The source: Construction Spend (Published by United States Census Bureau)
The measurement: U.S. monthly construction spending reflects private and public construction spending during any particular month, as represented by millions of dollars, at a seasonally adjusted annual rate.
Current results: Construction spend during December 2020 was estimated at $1,490.4 billion, 1% above the November 2019 estimate of $1,475.6 billion, and 5.7% above the December 2019 estimate of $1,410.3 billion.
The takeaway: Spending on private and public construction continues to slowly climb - a good indicator of current work being performed.
The source: The Architectural Billings Index published by AIA (American Institute of Architects)
The measurement: The ABI offers a nine- to 12-month glimpse into the spending and demand for non-residential construction activity. A score of 50 and above indicates improvement in levels of construction.
Current results: The billings score declined from 46.3 in November 2020 to 42.6 in December 2020. The design contracts score declined slightly from 48.6 in November 2020 to 48.5 in December 2020.
The takeaway: Indicators of future work weakened a bit in December, probably due to the uncertainty winter lockdowns and restrictions created. The release of January 2021's data will paint a clearer picture.
The source: Construction Cost Index (Published by Turner Construction)
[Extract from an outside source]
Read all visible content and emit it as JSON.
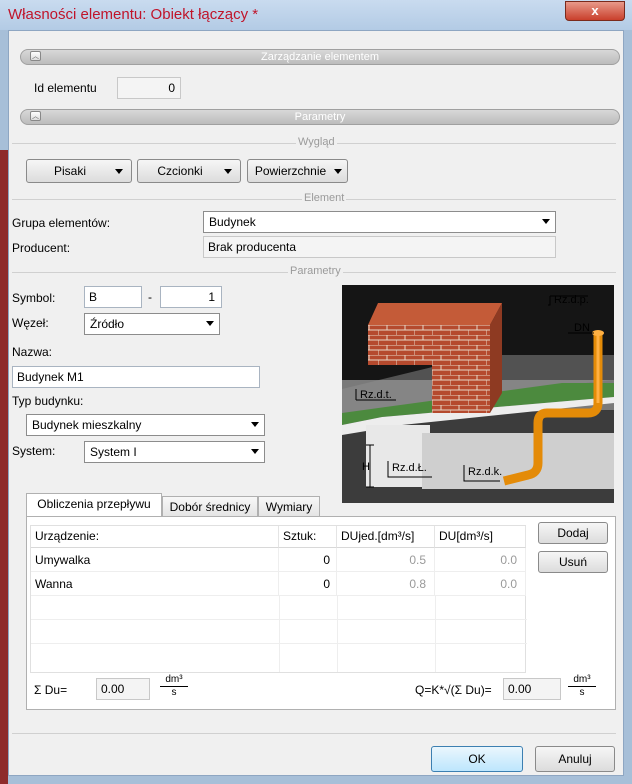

The measurement: The CCI measures costs in the non-residential building construction market in the U.S., including: labor rates and productivity, material prices, and the competitive condition of the marketplace.
Current results: The score decreased to a value of 1171, a -0.51% quarterly reduction from Q2 2020.
The takeaway: While material prices are still high and eroding profits, we saw the first decline of the CCI since it began. Since the pandemic saw a reduced number of project starts, competition has risen and work is being offered for reduced rates.
In Case You Missed It: What's New for Construction in February 2021
- Huge win! New study finds machine-guided equipment can ease the construction labor shortage.
- Dear U.K. readers: Check it out — Trimble MEP releases new electrical design and engineering solutions.
- Towards BIM standards in the U.S.? Can we just say "yay!"
- Office hours for manufacturers who need to become more data-driven? Brilliant.
- How to tackle the VAT reverse charge for construction.
- Construction owners: Here's the construction project management toolkit built for just for you.
- "We need to get into prefab or it's going to take our work." - Overheard at 2020's Advancing Prefabrication Conference and addressed here.
- Need to convince your company (or yourself) why moving to the cloud is best for electrical and ICT estimators? Here's 7 reasons.
- How to use 3D mapping and machine control systems on complex earthworks projects.
- A few ways architects can meet ambitious energy-efficient mandates during concepting.
Interesting reads of the month:
- 14 best construction podcasts to listen to in 2021.
- Elon Musk's SpaceX does something cool again.
- HoloLens contact lens what now?!! This AMA by Microsoft HoloLens & Trimble XR10 mixed reality headset product directors gets into some pretty cool stuff.
- Is the construction industry in the soup?
- What women and minorities want from their employers.
- In 2050 will humans be living in cities built with graphene or seaweed? Food for thought.
- It’s like the construction version of popping bubble wrap.